Why I Quit Psychotherapy?
In recent years, more and more people are turning to psychotherapy as a way to help them cope with mental health issues, yet there are still many who struggle to make it through the process. Many factors can contribute to why someone might choose to quit psychotherapy. In this article, we’ll explore some of the common reasons why people might choose to quit therapy and what can be done to help those who are considering it.
The Unwillingness to Open Up
For many people, the thought of opening up to a complete stranger about their mental health issues can be daunting. Psychotherapy sessions require a certain level of vulnerability and trust, which can be difficult for some people to achieve. In some cases, the patient may not be willing to face their issues and talk about them in a safe, therapeutic environment. This can be especially true for those who have experienced trauma or have difficulty trusting others.
The Cost of Therapy
For many people, the cost of psychotherapy can be a major deterrent. Even with insurance, the cost of therapy can add up quickly. For those without insurance, the cost can be prohibitively expensive. This can make it difficult for some people to access the help they need.
The Lack of Results
For some people, psychotherapy can be a long and difficult process. It can take months or even years before any real progress is made. This can be discouraging for those who are hoping for quick results. Additionally, some people might find that the therapeutic process isn’t helping them to achieve the results they were hoping for. This can lead to feelings of frustration and a desire to quit.
Finding the Right Therapist
Finding the right therapist is essential for successful psychotherapy. It is important to find a therapist that is knowledgeable, experienced, and compassionate. It is also important to find a therapist that understands the patient’s specific needs and is willing to work with them to achieve their goals.
What Can be Done?
If you are considering quitting psychotherapy, it is important to take some time to reflect on the reasons why you may be feeling this way and to determine if there is anything that can be done to help you stay in therapy.
Talk to Your Therapist
It can be helpful to talk to your therapist about any issues or concerns that you may have. Your therapist can help you to identify any potential barriers that may be preventing you from making progress and can work with you to find solutions.
Find a New Therapist
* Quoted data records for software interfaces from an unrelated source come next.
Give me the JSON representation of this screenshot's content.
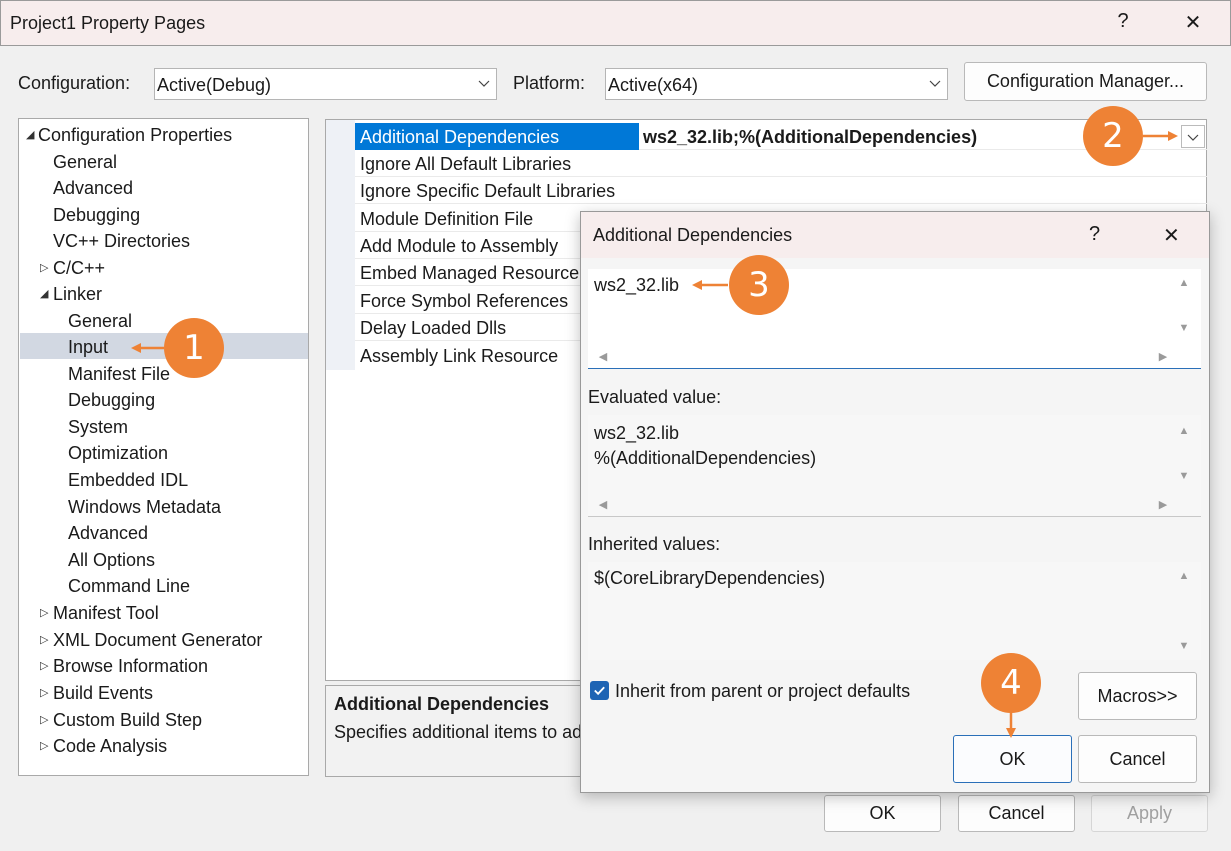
{
  "window": {
    "title": "Project1 Property Pages",
    "help": "?",
    "close": "✕"
  },
  "toolbar": {
    "configuration_label": "Configuration:",
    "configuration_value": "Active(Debug)",
    "platform_label": "Platform:",
    "platform_value": "Active(x64)",
    "config_manager_label": "Configuration Manager..."
  },
  "tree": {
    "items": [
      {
        "label": "Configuration Properties",
        "twisty": "◢"
      },
      {
        "label": "General"
      },
      {
        "label": "Advanced"
      },
      {
        "label": "Debugging"
      },
      {
        "label": "VC++ Directories"
      },
      {
        "label": "C/C++",
        "twisty": "▷"
      },
      {
        "label": "Linker",
        "twisty": "◢"
      },
      {
        "label": "General"
      },
      {
        "label": "Input"
      },
      {
        "label": "Manifest File"
      },
      {
        "label": "Debugging"
      },
      {
        "label": "System"
      },
      {
        "label": "Optimization"
      },
      {
        "label": "Embedded IDL"
      },
      {
        "label": "Windows Metadata"
      },
      {
        "label": "Advanced"
      },
      {
        "label": "All Options"
      },
      {
        "label": "Command Line"
      },
      {
        "label": "Manifest Tool",
        "twisty": "▷"
      },
      {
        "label": "XML Document Generator",
        "twisty": "▷"
      },
      {
        "label": "Browse Information",
        "twisty": "▷"
      },
      {
        "label": "Build Events",
        "twisty": "▷"
      },
      {
        "label": "Custom Build Step",
        "twisty": "▷"
      },
      {
        "label": "Code Analysis",
        "twisty": "▷"
      }
    ]
  },
  "grid": {
    "rows": [
      {
        "name": "Additional Dependencies",
        "value": "ws2_32.lib;%(AdditionalDependencies)"
      },
      {
        "name": "Ignore All Default Libraries",
        "value": ""
      },
      {
        "name": "Ignore Specific Default Libraries",
        "value": ""
      },
      {
        "name": "Module Definition File",
        "value": ""
      },
      {
        "name": "Add Module to Assembly",
        "value": ""
      },
      {
        "name": "Embed Managed Resource File",
        "value": ""
      },
      {
        "name": "Force Symbol References",
        "value": ""
      },
      {
        "name": "Delay Loaded Dlls",
        "value": ""
      },
      {
        "name": "Assembly Link Resource",
        "value": ""
      }
    ]
  },
  "description": {
    "title": "Additional Dependencies",
    "text": "Specifies additional items to add to the link command line"
  },
  "buttons": {
    "ok": "OK",
    "cancel": "Cancel",
    "apply": "Apply"
  },
  "dialog": {
    "title": "Additional Dependencies",
    "help": "?",
    "close": "✕",
    "edit_value": "ws2_32.lib",
    "evaluated_label": "Evaluated value:",
    "evaluated_lines": [
      "ws2_32.lib",
      "%(AdditionalDependencies)"
    ],
    "inherited_label": "Inherited values:",
    "inherited_lines": [
      "$(CoreLibraryDependencies)"
    ],
    "inherit_checkbox_label": "Inherit from parent or project defaults",
    "inherit_checked": true,
    "macros_label": "Macros>>",
    "ok": "OK",
    "cancel": "Cancel"
  },
  "callouts": [
    "1",
    "2",
    "3",
    "4"
  ],
  "colors": {
    "accent": "#ee8235",
    "selection": "#0078d7",
    "tree_selection": "#d2d8e2",
    "title_bar": "#f7eded"
  }
}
If you feel that your current therapist is not the right fit for you, it may be beneficial to find a new therapist. There are many different types of therapists available, so take some time to research different options and find one that is right for you.
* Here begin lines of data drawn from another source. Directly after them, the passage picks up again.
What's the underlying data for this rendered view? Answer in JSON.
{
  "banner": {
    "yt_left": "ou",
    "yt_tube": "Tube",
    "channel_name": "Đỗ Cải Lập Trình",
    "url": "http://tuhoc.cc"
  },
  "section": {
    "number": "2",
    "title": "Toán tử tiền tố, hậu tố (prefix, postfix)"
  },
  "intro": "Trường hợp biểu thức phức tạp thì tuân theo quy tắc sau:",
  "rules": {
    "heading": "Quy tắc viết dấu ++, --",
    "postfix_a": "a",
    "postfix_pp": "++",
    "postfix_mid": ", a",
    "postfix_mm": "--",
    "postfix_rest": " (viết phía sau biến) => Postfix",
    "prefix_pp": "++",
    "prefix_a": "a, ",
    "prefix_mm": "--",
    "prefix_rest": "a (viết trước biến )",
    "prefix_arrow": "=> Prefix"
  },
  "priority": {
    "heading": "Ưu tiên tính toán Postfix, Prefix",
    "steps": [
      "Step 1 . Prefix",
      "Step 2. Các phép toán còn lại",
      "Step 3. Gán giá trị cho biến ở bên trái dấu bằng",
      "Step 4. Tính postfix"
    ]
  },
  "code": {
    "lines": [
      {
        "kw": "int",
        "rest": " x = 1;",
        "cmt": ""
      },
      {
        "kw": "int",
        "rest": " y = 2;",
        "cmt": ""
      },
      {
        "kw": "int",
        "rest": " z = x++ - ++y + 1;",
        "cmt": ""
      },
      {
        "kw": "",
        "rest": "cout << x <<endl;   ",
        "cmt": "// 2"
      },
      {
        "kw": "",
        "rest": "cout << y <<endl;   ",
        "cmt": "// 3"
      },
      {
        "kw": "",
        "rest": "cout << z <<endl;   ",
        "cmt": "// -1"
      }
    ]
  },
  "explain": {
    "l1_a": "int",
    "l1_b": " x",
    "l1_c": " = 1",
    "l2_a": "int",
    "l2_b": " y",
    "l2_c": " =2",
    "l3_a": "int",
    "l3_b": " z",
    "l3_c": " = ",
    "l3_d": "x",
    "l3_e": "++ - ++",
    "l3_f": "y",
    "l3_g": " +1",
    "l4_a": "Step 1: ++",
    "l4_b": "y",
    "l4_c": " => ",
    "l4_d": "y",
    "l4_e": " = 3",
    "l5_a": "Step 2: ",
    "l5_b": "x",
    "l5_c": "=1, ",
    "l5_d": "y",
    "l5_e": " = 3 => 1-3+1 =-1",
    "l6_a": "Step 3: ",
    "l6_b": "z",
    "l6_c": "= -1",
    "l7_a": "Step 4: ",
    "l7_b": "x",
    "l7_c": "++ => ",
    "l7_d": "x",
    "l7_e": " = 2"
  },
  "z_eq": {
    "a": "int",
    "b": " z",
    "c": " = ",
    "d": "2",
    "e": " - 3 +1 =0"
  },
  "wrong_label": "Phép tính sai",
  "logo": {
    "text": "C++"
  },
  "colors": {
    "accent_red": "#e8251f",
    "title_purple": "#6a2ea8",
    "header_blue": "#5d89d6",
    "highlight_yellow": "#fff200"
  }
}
Take a Break
If you are feeling overwhelmed and are considering quitting therapy, it may be helpful to take a break. Taking a break can give you the time and space you need to reflect on your progress and decide if therapy is right for you.
Explore Alternative Therapies
If traditional psychotherapy isn’t the right fit for you, there are other therapeutic approaches that may be more suitable. Many people find that alternative therapies, such as art therapy, music therapy, or meditation can be beneficial in helping them cope with mental health issues.
Quitting psychotherapy can be a difficult decision for many people. It is important to take some time to reflect on why you may be feeling this way and to explore alternative options. Talking to your therapist, finding a new therapist, taking a break, and exploring alternative therapies can all be helpful in helping you to stay in therapy and make progress.